December 7, 2016

Corinthian Colleges Files Show Big Fees to Google, BET, Lead Generators

Kamala Harris

As eight years of zigzagging but ultimately valiant efforts by the Obama administration to protect students and taxpayers from predatory for-profit colleges comes to a close, new documents, released to us under the Freedom of Information Act, shed light on a key chapter in that saga: The 2015 demise of one of the most abusive companies in the industry, Corinthian Colleges.

Capitalizing on the lax regulatory environment created in the George W. Bush years, Corinthian, which operated schools branded Everest, Heald, and Wyotech, used deceptive advertising and recruiting pitches, enrolled students who would not benefit from their programs, charged sky-high prices, sold expensive private student loans, and misled government overseers, as it took as much as $1.76 billion annually in taxpayer-funded federal student aid. As a result, the company ruined the financial futures of countless students.

Aided by ace lawyers Toby Merrill and Eileen Connor from Harvard Law School’s Project on Predatory Student Lending, Republic Report in September 2015 filed a FOIA request with the U.S. Department of Education seeking, among other things, communications between the Department and Corinthian as the company started to collapse under the weight of government, media, and public scrutiny of its predatory practices. Last month we finally received from the Department a first tranche of records.

One document that stands out initially is a list of Corinthian vendor payments over a two-week period in July 2014, after the Department of Education increased financial oversight of the company.

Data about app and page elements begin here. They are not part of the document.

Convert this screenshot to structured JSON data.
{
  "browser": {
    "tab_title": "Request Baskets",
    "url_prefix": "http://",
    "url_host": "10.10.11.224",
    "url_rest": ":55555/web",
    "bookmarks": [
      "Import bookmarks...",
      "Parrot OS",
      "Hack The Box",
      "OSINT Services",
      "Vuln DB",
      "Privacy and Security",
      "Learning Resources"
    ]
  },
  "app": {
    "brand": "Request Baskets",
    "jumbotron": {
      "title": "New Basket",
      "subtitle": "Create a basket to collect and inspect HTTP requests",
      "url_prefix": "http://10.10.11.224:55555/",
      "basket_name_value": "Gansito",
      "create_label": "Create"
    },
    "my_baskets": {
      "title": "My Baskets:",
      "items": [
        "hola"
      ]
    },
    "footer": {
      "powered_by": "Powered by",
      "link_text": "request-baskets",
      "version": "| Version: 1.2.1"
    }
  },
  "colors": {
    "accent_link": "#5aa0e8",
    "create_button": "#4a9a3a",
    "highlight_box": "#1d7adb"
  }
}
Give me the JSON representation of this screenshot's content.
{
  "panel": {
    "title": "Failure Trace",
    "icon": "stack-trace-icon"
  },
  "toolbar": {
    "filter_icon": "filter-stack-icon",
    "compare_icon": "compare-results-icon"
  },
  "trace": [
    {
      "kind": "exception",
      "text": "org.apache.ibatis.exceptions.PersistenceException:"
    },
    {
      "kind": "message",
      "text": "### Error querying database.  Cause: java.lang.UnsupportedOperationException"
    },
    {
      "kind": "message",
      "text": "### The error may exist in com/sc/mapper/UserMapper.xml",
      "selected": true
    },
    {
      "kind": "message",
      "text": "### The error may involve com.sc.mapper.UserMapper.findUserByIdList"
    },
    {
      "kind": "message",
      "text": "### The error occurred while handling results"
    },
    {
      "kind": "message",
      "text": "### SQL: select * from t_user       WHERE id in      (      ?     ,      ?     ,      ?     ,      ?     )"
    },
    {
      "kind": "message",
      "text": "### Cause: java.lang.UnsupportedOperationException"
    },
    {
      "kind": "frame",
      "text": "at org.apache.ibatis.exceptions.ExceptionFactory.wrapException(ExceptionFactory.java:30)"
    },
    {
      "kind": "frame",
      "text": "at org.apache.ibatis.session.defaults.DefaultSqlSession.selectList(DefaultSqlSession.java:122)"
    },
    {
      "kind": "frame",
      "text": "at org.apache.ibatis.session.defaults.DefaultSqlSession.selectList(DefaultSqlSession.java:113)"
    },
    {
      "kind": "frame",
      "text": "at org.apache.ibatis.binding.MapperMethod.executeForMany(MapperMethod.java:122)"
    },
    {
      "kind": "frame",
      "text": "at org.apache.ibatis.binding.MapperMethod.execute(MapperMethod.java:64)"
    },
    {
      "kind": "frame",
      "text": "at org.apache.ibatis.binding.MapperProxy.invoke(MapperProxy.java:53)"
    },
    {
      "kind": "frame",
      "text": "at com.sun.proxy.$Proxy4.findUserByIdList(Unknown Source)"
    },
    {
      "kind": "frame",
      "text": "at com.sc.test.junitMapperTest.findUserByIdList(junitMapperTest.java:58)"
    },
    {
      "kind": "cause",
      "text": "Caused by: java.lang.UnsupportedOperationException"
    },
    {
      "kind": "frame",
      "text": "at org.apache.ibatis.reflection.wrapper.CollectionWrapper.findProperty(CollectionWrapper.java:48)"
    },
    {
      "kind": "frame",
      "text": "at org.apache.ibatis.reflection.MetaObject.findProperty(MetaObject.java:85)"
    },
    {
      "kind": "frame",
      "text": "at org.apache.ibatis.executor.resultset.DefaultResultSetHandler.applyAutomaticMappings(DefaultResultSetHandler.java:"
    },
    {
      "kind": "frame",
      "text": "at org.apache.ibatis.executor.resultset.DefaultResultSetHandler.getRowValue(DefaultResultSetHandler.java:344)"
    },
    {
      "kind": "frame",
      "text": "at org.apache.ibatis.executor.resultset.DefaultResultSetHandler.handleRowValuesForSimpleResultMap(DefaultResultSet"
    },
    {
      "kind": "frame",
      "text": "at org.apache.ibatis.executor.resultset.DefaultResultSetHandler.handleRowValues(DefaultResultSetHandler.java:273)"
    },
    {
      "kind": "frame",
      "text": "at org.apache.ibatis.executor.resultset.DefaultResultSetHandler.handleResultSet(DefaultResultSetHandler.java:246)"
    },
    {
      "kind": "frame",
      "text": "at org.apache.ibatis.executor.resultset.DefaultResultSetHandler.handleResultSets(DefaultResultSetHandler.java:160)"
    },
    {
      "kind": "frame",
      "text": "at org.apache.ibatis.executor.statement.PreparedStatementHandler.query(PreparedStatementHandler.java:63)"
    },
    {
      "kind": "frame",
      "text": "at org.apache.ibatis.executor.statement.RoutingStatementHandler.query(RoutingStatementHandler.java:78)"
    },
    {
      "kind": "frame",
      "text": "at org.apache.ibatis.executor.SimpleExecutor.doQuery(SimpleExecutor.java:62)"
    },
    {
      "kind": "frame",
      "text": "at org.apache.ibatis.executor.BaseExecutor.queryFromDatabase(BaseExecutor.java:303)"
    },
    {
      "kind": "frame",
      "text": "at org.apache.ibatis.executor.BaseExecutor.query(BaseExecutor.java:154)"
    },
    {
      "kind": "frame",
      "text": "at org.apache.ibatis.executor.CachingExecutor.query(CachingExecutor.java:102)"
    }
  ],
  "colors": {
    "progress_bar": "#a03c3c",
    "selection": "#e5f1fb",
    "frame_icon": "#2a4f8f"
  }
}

It suggests how much of Corinthian’s revenue was going to advertising and marketing: Google $1.6 million; BET $646,000 and MTV Networks $81,000; controversial lead generator Quinstreet $485,000; more lead generators including Education Dynamics $266,000, CollegeBound Networks $175,000, ClassesUSA $283,000, StudentScout $175,000, and AcademixDirect $154,000; Yahoo Search $171,000; Los Angeles CW TV outlet KTLA $116,000, and loads of other payments to broadcast stations; Jobs Weekly $265; and many, many more.

A Corinthian vendor of particular note, down for $91,000 over two weeks, is bait-and-switch marketer Neutron Interactive, which has used websites advertising alleged job listings to entice people to divulge their phone numbers, numbers that Neutron then sold to boiler room operations, such as Edu Trek / EdSoup (another Corinthian vendor, $14,000), that relentlessly hounded these job seekers, pressing them to enroll in for-profit colleges.

The target audience for all this Corinthian marketing and advertising, internal company documents show, was low-income people, especially single mothers of color, often with low self-esteem and desperate for a better future.

All these marketing payments covered just two weeks, out of total Corinthian two-week spending of $28,782,924.  Almost all of it was your tax money; a July 2014 Corinthian cash flow analysis, also provided under our FOIA request, shows that around 95% of Corinthian’s revenue was from federal student benefits, including Education, Pentagon, and VA aid.

So if you want to understand how a company getting $1.76 billion a year in taxpayer dollars could decide it had to wind down almost as soon as the Department of Education put restrictions on the flow of federal dollars, and then declare bankruptcy, claiming its debts far outstripped its assets, less than a year later, start here: The company needed to spend massively on marketing to recruit enough new students to its poor-value programs. (Of course, in the end, many of the vendors listed in the Corinthian document are now seeking payment in the bankruptcy proceeding.)  Oh, and Corinthian also spent on executive salaries, used to buy things like possibly the finest home in the Intermountain West, with a Children’s Art Barn.

Corinthian is now out of business, sort of — many of its old campuses are now operated, in questionable fashion, by the debt collection company ECMC. Another predatory giant, ITT Tech, shut down and declared bankruptcy in September. But many other companies using comparable business models — low spending on student instruction, and big spending on marketing and recruiting, aimed at low-income Americans — carry on, getting most of their revenue from taxpayers through federal student grants and loans. These companies include EDMC, Bridgepoint, Kaplan, and the University of Phoenix, all of which have faced multiple law enforcement probes and lawsuits in recent years. It would be good if we could get a look at their weekly spending, as well.

This article also appears on Huffington Post.